“Needle fear has a massive impact on the success of dialysis treatment, emotionally and economically. There is a significant increased cost to renal services due to failed needling or dialysis complications.
“Needle distress is simply accepted as the price for staying alive with dialysis. It is not routinely addressed in care and is under researched. There are no evidence-based interventions or strategies to help manage this problem,” said Associate Professor Jesudason.
“INJECT will develop, trial and evaluate an intervention to measure and help patients manage needle fear and help nurses support patients. The project represents a major advance in addressing needle distress, empowering patients and providing support for self-management,” she said.
Associate Professor Jesudason says there is an exciting opportunity to utilise Virtual Reality (VR) technology in this study – something that has never been tested as a dialysis intervention. Simulations will be developed in collaboration with the University of Adelaide School of Nursing.

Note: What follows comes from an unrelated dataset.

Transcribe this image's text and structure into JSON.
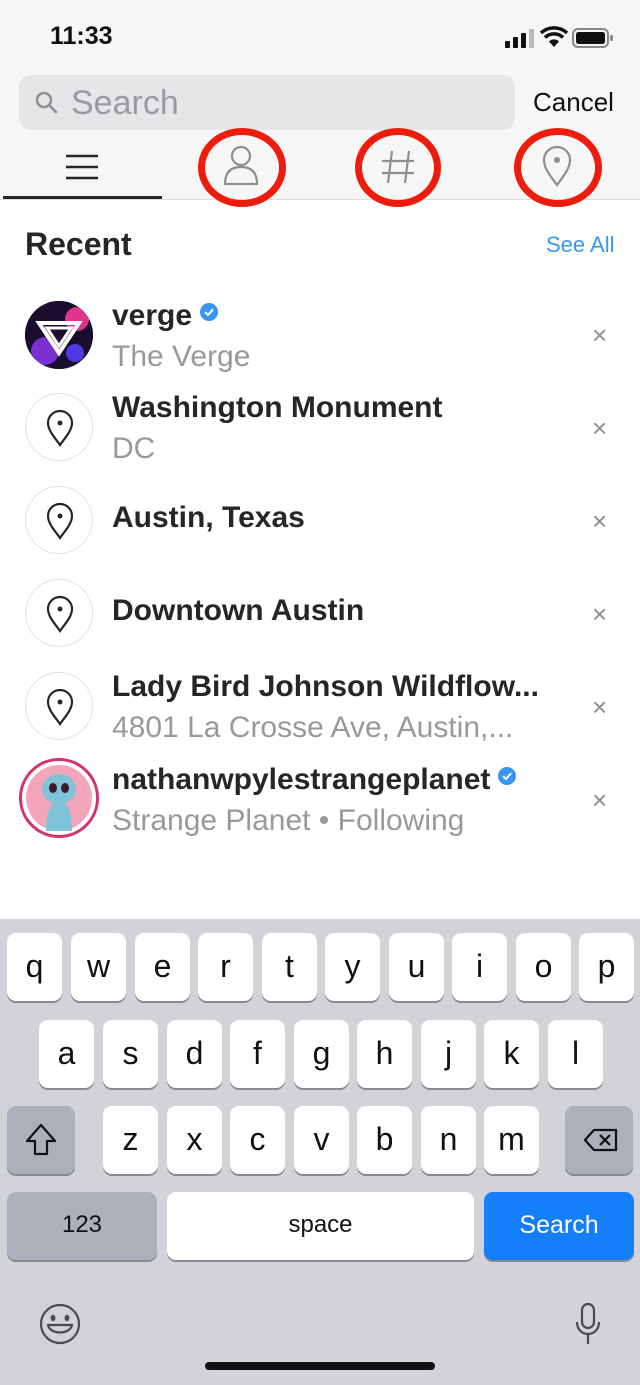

“We want to help people with end-stage kidney disease (ESKD) live their best life possible. INJECT has the potential to improve both psychological and clinical outcomes and positively impact the patient experience of transitioning to dialysis and beyond,” said Associate Professor Jesudason